Not bad, though it might be more reproducible if he’d posted SAS code instead of Stata.
Let’s hope you’re not reading this column while munching on a chicken sandwich.
That’s because my topic today is a pair of new scientific studies suggesting that poultry on factory farms are routinely fed caffeine, active ingredients of Tylenol and Benadryl, banned antibiotics and even arsenic.
The Benadryl is apparently to reduce anxiety, the antibiotics are to reduce infection, and, the caffeine to keep them up longer hours so they can eat more. I’m guessing the first two could be considered a direct function of them being crammed into smaller and smaller spaces. More pitfalls of industrial farming…
new data on MA's universal healthcare says it's not been the budget-crusher some folks are touting it to be
A new report on Massachusetts’ healthcare reform is revealing. It appears that Massachusetts has achieved near universal health care coverage with only modest additional costs to state taxpayers.
Massachusetts has achieved near universal health care coverage with only modest additional costs to state taxpayers, according to a new study released today by the Massachusetts Taxpayers Foundation (MTF).

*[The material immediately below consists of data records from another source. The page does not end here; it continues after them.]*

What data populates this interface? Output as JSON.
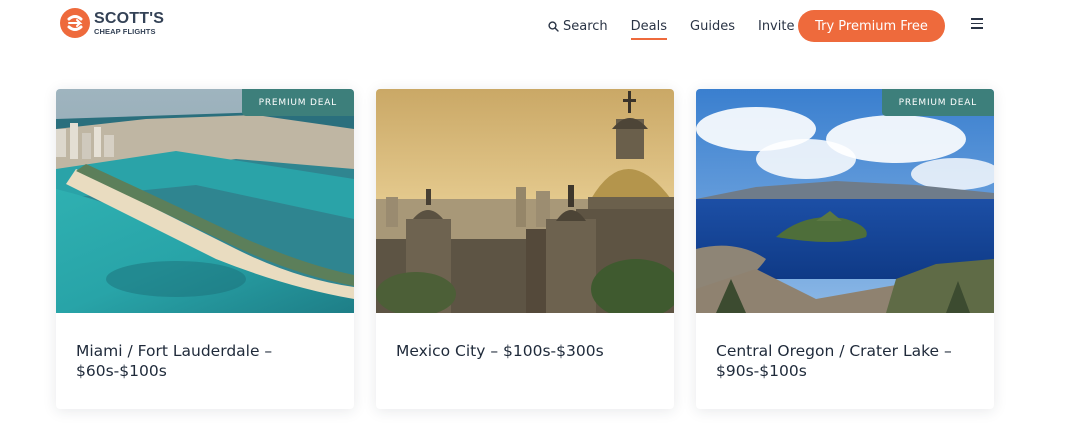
{
  "header": {
    "logo": {
      "title": "SCOTT'S",
      "subtitle": "CHEAP FLIGHTS"
    },
    "nav": [
      {
        "label": "Search",
        "icon": "search-icon"
      },
      {
        "label": "Deals",
        "active": true
      },
      {
        "label": "Guides"
      },
      {
        "label": "Invite"
      }
    ],
    "cta_label": "Try Premium Free",
    "menu_icon": "hamburger-menu-icon"
  },
  "colors": {
    "accent": "#ee6a3c",
    "badge": "#3d7f7b",
    "text": "#1f2a3a"
  },
  "cards": [
    {
      "title": "Miami / Fort Lauderdale – $60s-$100s",
      "badge": "PREMIUM DEAL",
      "image": "miami-beach-aerial-photo"
    },
    {
      "title": "Mexico City – $100s-$300s",
      "badge": "",
      "image": "mexico-city-cathedral-photo"
    },
    {
      "title": "Central Oregon / Crater Lake – $90s-$100s",
      "badge": "PREMIUM DEAL",
      "image": "crater-lake-photo"
    }
  ]
}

The report, Massachusetts Health Reform Spending, 2006-2011: An Update on the “Budget Buster” Myth, found that state spending directly attributable to the health reform law grew from $1.04 billion in fiscal 2006 to $1.95 billion in fiscal 2011. The state’s share after accounting for federal reimbursements was $453 million, which equates to only 1.4 percent of the state’s $32 billion budget in fiscal 2011.